Down to the final line, print the records again exactly.

── Excerpted data ──

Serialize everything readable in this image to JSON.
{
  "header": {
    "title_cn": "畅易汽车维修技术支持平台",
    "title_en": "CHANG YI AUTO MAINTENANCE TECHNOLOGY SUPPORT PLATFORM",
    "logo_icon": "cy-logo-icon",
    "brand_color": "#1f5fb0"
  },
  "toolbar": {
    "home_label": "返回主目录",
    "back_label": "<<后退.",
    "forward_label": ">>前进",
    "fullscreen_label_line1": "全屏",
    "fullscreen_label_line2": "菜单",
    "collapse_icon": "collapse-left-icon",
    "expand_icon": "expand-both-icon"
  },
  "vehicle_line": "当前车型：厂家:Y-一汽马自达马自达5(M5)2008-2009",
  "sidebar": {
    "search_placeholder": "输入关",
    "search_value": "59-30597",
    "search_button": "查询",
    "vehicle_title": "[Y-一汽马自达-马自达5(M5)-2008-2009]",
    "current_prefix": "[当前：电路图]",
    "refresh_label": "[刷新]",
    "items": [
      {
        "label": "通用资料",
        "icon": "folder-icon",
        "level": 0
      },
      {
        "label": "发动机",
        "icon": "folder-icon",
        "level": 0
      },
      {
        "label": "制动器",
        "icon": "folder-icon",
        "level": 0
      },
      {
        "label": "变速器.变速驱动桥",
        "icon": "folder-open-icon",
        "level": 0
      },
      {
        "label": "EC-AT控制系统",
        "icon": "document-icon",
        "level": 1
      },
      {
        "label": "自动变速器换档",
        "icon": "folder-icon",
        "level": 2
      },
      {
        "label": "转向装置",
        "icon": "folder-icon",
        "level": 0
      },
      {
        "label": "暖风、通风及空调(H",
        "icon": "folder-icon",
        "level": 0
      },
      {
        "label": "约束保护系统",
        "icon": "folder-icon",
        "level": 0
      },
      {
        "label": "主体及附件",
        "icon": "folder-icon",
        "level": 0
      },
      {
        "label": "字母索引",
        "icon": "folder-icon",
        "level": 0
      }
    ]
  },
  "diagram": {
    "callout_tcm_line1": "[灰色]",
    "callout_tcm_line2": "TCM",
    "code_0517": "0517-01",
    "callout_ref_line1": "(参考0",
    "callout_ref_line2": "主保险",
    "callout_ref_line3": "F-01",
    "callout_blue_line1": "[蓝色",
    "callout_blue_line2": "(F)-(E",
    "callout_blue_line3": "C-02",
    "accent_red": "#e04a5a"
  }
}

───

• **Reply to the task**:
Serialize everything readable in this image to JSON.
{
  "header": {
    "title_cn": "畅易汽车维修技术支持平台",
    "title_en": "CHANG YI AUTO MAINTENANCE TECHNOLOGY SUPPORT PLATFORM",
    "logo_icon": "cy-logo-icon",
    "brand_color": "#1f5fb0"
  },
  "toolbar": {
    "home_label": "返回主目录",
    "back_label": "<<后退.",
    "forward_label": ">>前进",
    "fullscreen_label_line1": "全屏",
    "fullscreen_label_line2": "菜单",
    "collapse_icon": "collapse-left-icon",
    "expand_icon": "expand-both-icon"
  },
  "vehicle_line": "当前车型：厂家:Y-一汽马自达马自达5(M5)2008-2009",
  "sidebar": {
    "search_placeholder": "输入关",
    "search_value": "59-30597",
    "search_button": "查询",
    "vehicle_title": "[Y-一汽马自达-马自达5(M5)-2008-2009]",
    "current_prefix": "[当前：电路图]",
    "refresh_label": "[刷新]",
    "items": [
      {
        "label": "通用资料",
        "icon": "folder-icon",
        "level": 0
      },
      {
        "label": "发动机",
        "icon": "folder-icon",
        "level": 0
      },
      {
        "label": "制动器",
        "icon": "folder-icon",
        "level": 0
      },
      {
        "label": "变速器.变速驱动桥",
        "icon": "folder-open-icon",
        "level": 0
      },
      {
        "label": "EC-AT控制系统",
        "icon": "document-icon",
        "level": 1
      },
      {
        "label": "自动变速器换档",
        "icon": "folder-icon",
        "level": 2
      },
      {
        "label": "转向装置",
        "icon": "folder-icon",
        "level": 0
      },
      {
        "label": "暖风、通风及空调(H",
        "icon": "folder-icon",
        "level": 0
      },
      {
        "label": "约束保护系统",
        "icon": "folder-icon",
        "level": 0
      },
      {
        "label": "主体及附件",
        "icon": "folder-icon",
        "level": 0
      },
      {
        "label": "字母索引",
        "icon": "folder-icon",
        "level": 0
      }
    ]
  },
  "diagram": {
    "callout_tcm_line1": "[灰色]",
    "callout_tcm_line2": "TCM",
    "code_0517": "0517-01",
    "callout_ref_line1": "(参考0",
    "callout_ref_line2": "主保险",
    "callout_ref_line3": "F-01",
    "callout_blue_line1": "[蓝色",
    "callout_blue_line2": "(F)-(E",
    "callout_blue_line3": "C-02",
    "accent_red": "#e04a5a"
  }
}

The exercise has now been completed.